A small 111-square mile island off the coast of South America became a part of Special Olympics history when Bonaire played host to the first-ever Special Olympics Dutch Caribbean Kingdom Games November 3-5.
In collaboration with the Dutch government and Special Olympics Bonaire, competition was held in six sports for 119 Special Olympics athletes from Aruba, Bonaire, Curaçao, Saba, Sint Eustatius, and St. Maarten.
“In February of this year, a great adventure began,” explains Niels Cannegieter, who led the team coordinating the event. Together with the Ministerie van Volksgezondheid, Welzijn en Sport, Eddy van Veghel and Nick Veenbrink, we came up with a unique inclusive event for people with intellectual disabilities. An event in which all the islands of our Caribbean Kingdom could participate, and we would welcome them to beautiful Bonaire.”
From the moment delegations stepped foot on Bonaire and were greeted with a festive airport welcome featuring a raucous crowd from Special Olympics Bonaire, the feelings of warmth, hospitality, and, most importantly, a true commitment to inclusion were ever-present.
“We are so excited to have the Special Olympics Dutch Caribbean Kingdom Games here in Bonaire!” said Rolanda Hellburg-Makaai, Special Olympics Bonaire Board Chair. “I wish all the luck to the athletes competing this weekend and know we’ll all have a wonderful time!”

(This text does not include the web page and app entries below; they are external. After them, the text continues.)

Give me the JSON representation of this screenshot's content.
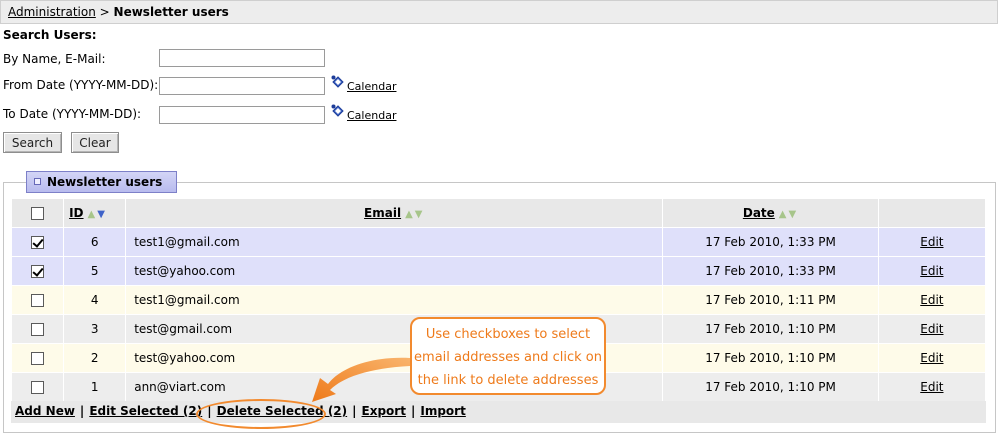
{
  "breadcrumb": {
    "parent": "Administration",
    "separator": ">",
    "current": "Newsletter users"
  },
  "search": {
    "title": "Search Users:",
    "name_label": "By Name, E-Mail:",
    "name_value": "",
    "from_label": "From Date (YYYY-MM-DD):",
    "from_value": "",
    "to_label": "To Date (YYYY-MM-DD):",
    "to_value": "",
    "calendar_label": "Calendar",
    "search_button": "Search",
    "clear_button": "Clear"
  },
  "panel": {
    "title": "Newsletter users"
  },
  "table": {
    "headers": {
      "id": "ID",
      "email": "Email",
      "date": "Date"
    },
    "rows": [
      {
        "checked": true,
        "id": "6",
        "email": "test1@gmail.com",
        "date": "17 Feb 2010, 1:33 PM",
        "action": "Edit",
        "style": "sel"
      },
      {
        "checked": true,
        "id": "5",
        "email": "test@yahoo.com",
        "date": "17 Feb 2010, 1:33 PM",
        "action": "Edit",
        "style": "sel"
      },
      {
        "checked": false,
        "id": "4",
        "email": "test1@gmail.com",
        "date": "17 Feb 2010, 1:11 PM",
        "action": "Edit",
        "style": "cream"
      },
      {
        "checked": false,
        "id": "3",
        "email": "test@gmail.com",
        "date": "17 Feb 2010, 1:10 PM",
        "action": "Edit",
        "style": "grey"
      },
      {
        "checked": false,
        "id": "2",
        "email": "test@yahoo.com",
        "date": "17 Feb 2010, 1:10 PM",
        "action": "Edit",
        "style": "cream"
      },
      {
        "checked": false,
        "id": "1",
        "email": "ann@viart.com",
        "date": "17 Feb 2010, 1:10 PM",
        "action": "Edit",
        "style": "grey"
      }
    ]
  },
  "footer": {
    "add_new": "Add New",
    "edit_selected": "Edit Selected (2)",
    "delete_selected": "Delete Selected (2)",
    "export": "Export",
    "import": "Import",
    "separator": "|"
  },
  "callout": {
    "line1": "Use checkboxes to select",
    "line2": "email addresses and click on",
    "line3": "the link to delete addresses"
  },
  "colors": {
    "accent_orange": "#f28a2e",
    "selected_row": "#dfe0fa",
    "tab_blue": "#b8bbee"
  }
}
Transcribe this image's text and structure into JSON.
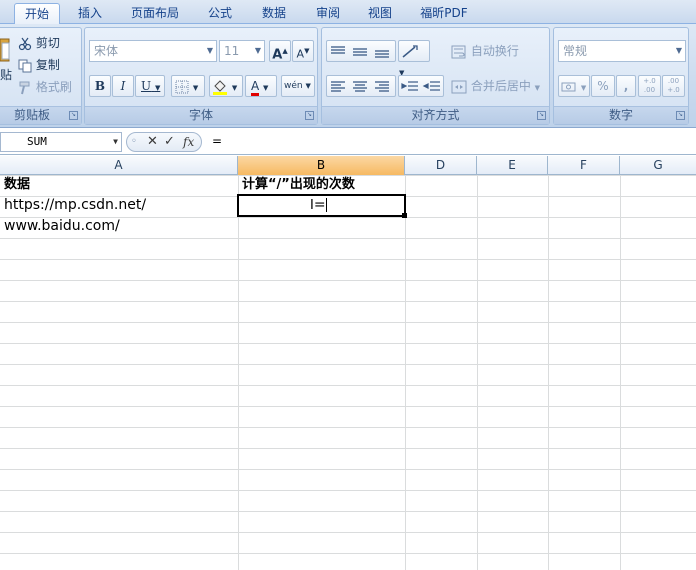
{
  "tabs": [
    "开始",
    "插入",
    "页面布局",
    "公式",
    "数据",
    "审阅",
    "视图",
    "福昕PDF"
  ],
  "active_tab": "开始",
  "clipboard": {
    "cut": "剪切",
    "copy": "复制",
    "format_painter": "格式刷",
    "paste_fragment": "贴",
    "label": "剪贴板"
  },
  "font": {
    "name": "宋体",
    "size": "11",
    "grow": "A",
    "shrink": "A",
    "bold": "B",
    "italic": "I",
    "underline": "U",
    "font_color": "A",
    "phonetic": "wén",
    "label": "字体"
  },
  "alignment": {
    "wrap_text": "自动换行",
    "merge_center": "合并后居中",
    "label": "对齐方式"
  },
  "number": {
    "format": "常规",
    "percent": "%",
    "comma": ",",
    "increase_decimal": "+.0 .00",
    "decrease_decimal": ".00 +.0",
    "label": "数字"
  },
  "formula_bar": {
    "name_box": "SUM",
    "cancel": "✕",
    "enter": "✓",
    "fx": "fx",
    "content": "="
  },
  "columns": [
    "A",
    "B",
    "D",
    "E",
    "F",
    "G"
  ],
  "selected_column": "B",
  "cells": {
    "a1": "数据",
    "b1": "计算“/”出现的次数",
    "a2": "https://mp.csdn.net/",
    "a3": "www.baidu.com/",
    "b2": "="
  },
  "colors": {
    "selected_header": "#f6b962",
    "ribbon": "#c7d8ed",
    "gridline": "#dadcdd"
  }
}
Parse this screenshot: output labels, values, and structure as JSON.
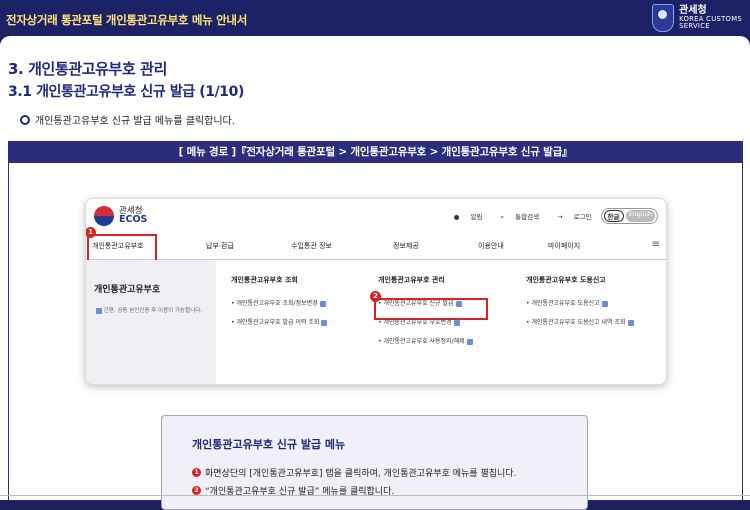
{
  "header": {
    "title": "전자상거래 통관포털 개인통관고유부호 메뉴 안내서",
    "logo_kr": "관세청",
    "logo_en1": "KOREA CUSTOMS",
    "logo_en2": "SERVICE"
  },
  "section": {
    "h1": "3. 개인통관고유부호 관리",
    "h2": "3.1 개인통관고유부호 신규 발급 (1/10)",
    "instruction": "개인통관고유부호 신규 발급 메뉴를 클릭합니다."
  },
  "menu_path": "[ 메뉴 경로 ]『전자상거래 통관포털 > 개인통관고유부호 > 개인통관고유부호 신규 발급』",
  "screenshot": {
    "brand_kr": "관세청",
    "brand_en": "ECOS",
    "util": {
      "alarm": "알림",
      "search": "통합검색",
      "login": "로그인",
      "lang_ko": "한글",
      "lang_en": "English"
    },
    "gnb": [
      "개인통관고유부호",
      "납부·환급",
      "수입통관 정보",
      "정보제공",
      "이용안내",
      "마이페이지"
    ],
    "side_title": "개인통관고유부호",
    "side_desc": "간편, 공동 본인인증 후 이용이 가능합니다.",
    "cols": [
      {
        "title": "개인통관고유부호 조회",
        "items": [
          "개인통관고유부호 조회/정보변경",
          "개인통관고유부호 발급 이력 조회"
        ]
      },
      {
        "title": "개인통관고유부호 관리",
        "items": [
          "개인통관고유부호 신규 발급",
          "개인통관고유부호 부호변경",
          "개인통관고유부호 사용정지/해제"
        ]
      },
      {
        "title": "개인통관고유부호 도용신고",
        "items": [
          "개인통관고유부호 도용신고",
          "개인통관고유부호 도용신고 내역 조회"
        ]
      }
    ],
    "badge1": "1",
    "badge2": "2"
  },
  "info": {
    "title": "개인통관고유부호 신규 발급 메뉴",
    "n1": "1",
    "step1": "화면상단의 [개인통관고유부호] 탭을 클릭하여, 개인통관고유부호 메뉴를 펼칩니다.",
    "n2": "2",
    "step2": "“개인통관고유부호 신규 발급” 메뉴를 클릭합니다."
  },
  "colors": {
    "navy": "#1d2266",
    "title_yellow": "#ffe27a",
    "highlight_red": "#e02020",
    "info_bg": "#f1eff8"
  }
}
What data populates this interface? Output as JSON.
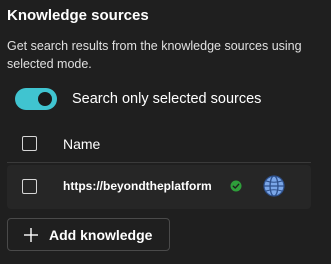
{
  "section": {
    "title": "Knowledge sources",
    "description": "Get search results from the knowledge sources using selected mode."
  },
  "toggle": {
    "label": "Search only selected sources",
    "on": true,
    "accent_color": "#40c4d0"
  },
  "table": {
    "header": "Name",
    "rows": [
      {
        "url": "https://beyondtheplatform",
        "status_icon": "check-circle-icon",
        "status_color": "#2e9e3a",
        "type_icon": "globe-icon"
      }
    ]
  },
  "add_button": {
    "label": "Add knowledge",
    "icon": "plus-icon"
  }
}
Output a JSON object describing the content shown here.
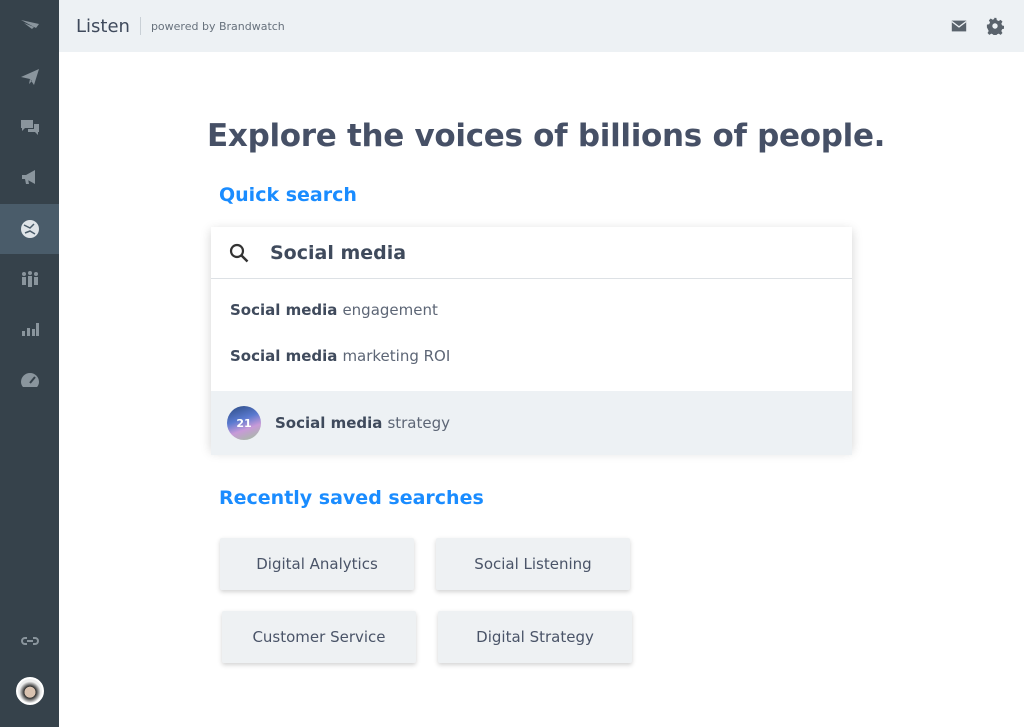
{
  "sidebar": {
    "items": [
      {
        "icon": "brand-logo-icon"
      },
      {
        "icon": "paper-plane-icon"
      },
      {
        "icon": "chat-bubbles-icon"
      },
      {
        "icon": "megaphone-icon"
      },
      {
        "icon": "globe-icon",
        "active": true
      },
      {
        "icon": "people-icon"
      },
      {
        "icon": "bar-chart-icon"
      },
      {
        "icon": "speedometer-icon"
      }
    ],
    "bottom": [
      {
        "icon": "link-icon"
      },
      {
        "icon": "user-avatar"
      }
    ]
  },
  "header": {
    "title": "Listen",
    "subtitle": "powered by Brandwatch"
  },
  "main": {
    "heading": "Explore the voices of billions of people.",
    "quick_search_label": "Quick search",
    "search_value": "Social media",
    "suggestions": [
      {
        "bold": "Social media",
        "rest": "engagement"
      },
      {
        "bold": "Social media",
        "rest": "marketing ROI"
      },
      {
        "bold": "Social media",
        "rest": "strategy",
        "thumb_text": "21"
      }
    ],
    "recent_label": "Recently saved searches",
    "recent": [
      "Digital Analytics",
      "Social Listening",
      "Customer Service",
      "Digital Strategy"
    ]
  },
  "colors": {
    "accent": "#1a8cff",
    "sidebar": "#36424b",
    "sidebar_active": "#4a5c6a"
  }
}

That excitement was palpable during Opening Ceremony as delegations marched through downtown Bonaire streets lined with families, friends and well-wishers. Music from T-E Boyz filled the streets as athletes and coaches danced their way to Wilhelminaplein, where the Opening Ceremony program took place. Speakers included Niels Cannegieter, Rolanda Hellburg-Makaai, Special Olympics Bonaire Board Chair, Clark Abraham, Member of the Bonaire Island Council, and Lorna Bell, Executive Director, Special Olympics Caribbean Initiative.
“I am overwhelmed and excited to see this happening in Bonaire. This is a testament that we in Special Olympics are serious about working together to make sure no one is left behind,” said Bell.
As Opening Ceremony drew to a close, Roël Scherptong, a Special Olympics Bonaire athlete, had a moment in the spotlight he’ll never forget.
“That’s my boy!” his mother exclaimed beaming with pride as her son carried the Flame of Hope into Opening Ceremony, backed by members of Bonaire’s law enforcement. After safely delivering the Flame of Hope, Scherptong delivered the Special Olympics athlete oath in a moment that left him overcome with emotion.
The excitement found at Opening Ceremony quickly turned to focus as athletes prepared to begin competition in Special Olympics stalwarts like athletics, bocce, football (soccer), and swimming. But two new sports quickly grabbed the attention of athletes and fans alike: beach volleyball and baseball5™, a fast-paced team sport where individual skills and hand-eye coordination are highlighted.
While what happened on the pitch, track and court was understandably a large focus, the impact of the Dutch Caribbean Kingdom Games could be felt around the island. Prior to competition, Special Olympics Bonaire hosted its first Family Health Forum with support from Lions Club International Foundation and the Aruna Abhey Oswal Trust.
Family Health Forums provide a space for the families and caregivers of people with intellectual disabilities to engage with health professionals, community leaders and social service providers and the one held in Bonaire was no exception. Bringing together more than 50 families, caregivers, and community members, it was an excellent example of the potential for growth that exists across the Caribbean, including Bonaire.
“I always walk away from events in the Caribbean with the same feeling: that together, there is nothing that we cannot achieve,” said Greg Epperson, President and Regional Managing Director of Special Olympics North America, during his welcome remarks at the Family Health Forum. “I have no doubt that we’re going to change the future. We’re right at an intersection of history and possibility and I really think we have to focus on the possibilities and what’s to come for our organization.”
The commitment to health equity continued during Healthy Athletes screenings as all athletes were given the opportunity to participate in Health Promotion and FUNFitness screenings after competition ended for the weekend. Clinical Directors Dr. Tameka Stephenson and Angela Mcintosh led a team of key volunteers, including many from Lions Club Bonaire, as they provided key health information about portion size, healthy eating and proper hydration alongside assessments of strength, flexibility, and balance.
As with all Special Olympics events, big and small, the event ended with a celebratory dance party overlooking the ocean. As the DJ blasted hits people couldn’t resist dancing to, all had cause for celebration. Athletes celebrating personal bests. Coaches celebrating the joy of watching athletes achieve something that had been previously out of reach. Event organizers celebrating a job well done. But most importantly, an entire tight-knit community celebrating a key step to a more inclusive society for all its citizens.